_RECORDS SUPPLIED_:
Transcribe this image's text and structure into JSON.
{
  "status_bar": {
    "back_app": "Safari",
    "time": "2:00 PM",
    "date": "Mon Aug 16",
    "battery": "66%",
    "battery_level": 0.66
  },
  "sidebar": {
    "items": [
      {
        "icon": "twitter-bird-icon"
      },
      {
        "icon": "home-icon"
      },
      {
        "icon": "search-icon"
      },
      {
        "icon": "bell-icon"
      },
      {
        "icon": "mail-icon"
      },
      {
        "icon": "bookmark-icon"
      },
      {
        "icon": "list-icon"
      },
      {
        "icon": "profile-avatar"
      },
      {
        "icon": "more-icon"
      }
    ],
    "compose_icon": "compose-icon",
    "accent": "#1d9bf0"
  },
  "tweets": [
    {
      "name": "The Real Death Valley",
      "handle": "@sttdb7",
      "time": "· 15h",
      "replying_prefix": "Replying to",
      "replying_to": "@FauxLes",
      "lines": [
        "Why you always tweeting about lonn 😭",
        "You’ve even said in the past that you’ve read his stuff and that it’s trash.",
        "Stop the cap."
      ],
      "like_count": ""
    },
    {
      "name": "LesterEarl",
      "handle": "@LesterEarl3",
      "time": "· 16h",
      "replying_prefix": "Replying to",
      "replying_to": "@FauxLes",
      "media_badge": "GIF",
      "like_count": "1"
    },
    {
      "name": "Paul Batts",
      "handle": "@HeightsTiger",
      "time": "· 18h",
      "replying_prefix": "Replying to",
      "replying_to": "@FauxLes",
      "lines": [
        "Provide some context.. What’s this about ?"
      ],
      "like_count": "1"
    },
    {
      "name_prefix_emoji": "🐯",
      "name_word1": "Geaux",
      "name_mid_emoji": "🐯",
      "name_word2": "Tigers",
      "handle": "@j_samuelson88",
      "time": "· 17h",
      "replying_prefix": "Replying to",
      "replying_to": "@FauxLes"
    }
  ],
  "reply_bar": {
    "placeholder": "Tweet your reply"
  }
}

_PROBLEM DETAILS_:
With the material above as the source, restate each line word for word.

_RESPONSE AREA_:
Transcribe this image's text and structure into JSON.
{
  "status_bar": {
    "back_app": "Safari",
    "time": "2:00 PM",
    "date": "Mon Aug 16",
    "battery": "66%",
    "battery_level": 0.66
  },
  "sidebar": {
    "items": [
      {
        "icon": "twitter-bird-icon"
      },
      {
        "icon": "home-icon"
      },
      {
        "icon": "search-icon"
      },
      {
        "icon": "bell-icon"
      },
      {
        "icon": "mail-icon"
      },
      {
        "icon": "bookmark-icon"
      },
      {
        "icon": "list-icon"
      },
      {
        "icon": "profile-avatar"
      },
      {
        "icon": "more-icon"
      }
    ],
    "compose_icon": "compose-icon",
    "accent": "#1d9bf0"
  },
  "tweets": [
    {
      "name": "The Real Death Valley",
      "handle": "@sttdb7",
      "time": "· 15h",
      "replying_prefix": "Replying to",
      "replying_to": "@FauxLes",
      "lines": [
        "Why you always tweeting about lonn 😭",
        "You’ve even said in the past that you’ve read his stuff and that it’s trash.",
        "Stop the cap."
      ],
      "like_count": ""
    },
    {
      "name": "LesterEarl",
      "handle": "@LesterEarl3",
      "time": "· 16h",
      "replying_prefix": "Replying to",
      "replying_to": "@FauxLes",
      "media_badge": "GIF",
      "like_count": "1"
    },
    {
      "name": "Paul Batts",
      "handle": "@HeightsTiger",
      "time": "· 18h",
      "replying_prefix": "Replying to",
      "replying_to": "@FauxLes",
      "lines": [
        "Provide some context.. What’s this about ?"
      ],
      "like_count": "1"
    },
    {
      "name_prefix_emoji": "🐯",
      "name_word1": "Geaux",
      "name_mid_emoji": "🐯",
      "name_word2": "Tigers",
      "handle": "@j_samuelson88",
      "time": "· 17h",
      "replying_prefix": "Replying to",
      "replying_to": "@FauxLes"
    }
  ],
  "reply_bar": {
    "placeholder": "Tweet your reply"
  }
}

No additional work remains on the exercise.